*Work instructions:* A word-for-word copy of the listing is needed. Retype it in full.

*Records provided:*
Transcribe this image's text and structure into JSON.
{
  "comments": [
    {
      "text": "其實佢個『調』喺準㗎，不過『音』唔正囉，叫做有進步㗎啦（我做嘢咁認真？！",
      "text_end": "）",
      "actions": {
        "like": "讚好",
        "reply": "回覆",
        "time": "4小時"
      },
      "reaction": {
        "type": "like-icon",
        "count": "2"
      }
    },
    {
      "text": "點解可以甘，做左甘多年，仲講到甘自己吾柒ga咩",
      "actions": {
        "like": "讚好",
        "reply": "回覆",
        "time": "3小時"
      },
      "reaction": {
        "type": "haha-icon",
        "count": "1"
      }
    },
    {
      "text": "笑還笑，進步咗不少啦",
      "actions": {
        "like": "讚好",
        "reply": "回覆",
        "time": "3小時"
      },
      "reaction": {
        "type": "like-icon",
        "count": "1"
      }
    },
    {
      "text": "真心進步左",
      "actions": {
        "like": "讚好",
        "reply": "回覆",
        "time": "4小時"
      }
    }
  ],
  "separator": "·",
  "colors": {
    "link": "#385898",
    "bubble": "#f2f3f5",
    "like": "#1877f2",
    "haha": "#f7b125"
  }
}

*Your response:*
Transcribe this image's text and structure into JSON.
{
  "comments": [
    {
      "text": "其實佢個『調』喺準㗎，不過『音』唔正囉，叫做有進步㗎啦（我做嘢咁認真？！",
      "text_end": "）",
      "actions": {
        "like": "讚好",
        "reply": "回覆",
        "time": "4小時"
      },
      "reaction": {
        "type": "like-icon",
        "count": "2"
      }
    },
    {
      "text": "點解可以甘，做左甘多年，仲講到甘自己吾柒ga咩",
      "actions": {
        "like": "讚好",
        "reply": "回覆",
        "time": "3小時"
      },
      "reaction": {
        "type": "haha-icon",
        "count": "1"
      }
    },
    {
      "text": "笑還笑，進步咗不少啦",
      "actions": {
        "like": "讚好",
        "reply": "回覆",
        "time": "3小時"
      },
      "reaction": {
        "type": "like-icon",
        "count": "1"
      }
    },
    {
      "text": "真心進步左",
      "actions": {
        "like": "讚好",
        "reply": "回覆",
        "time": "4小時"
      }
    }
  ],
  "separator": "·",
  "colors": {
    "link": "#385898",
    "bubble": "#f2f3f5",
    "like": "#1877f2",
    "haha": "#f7b125"
  }
}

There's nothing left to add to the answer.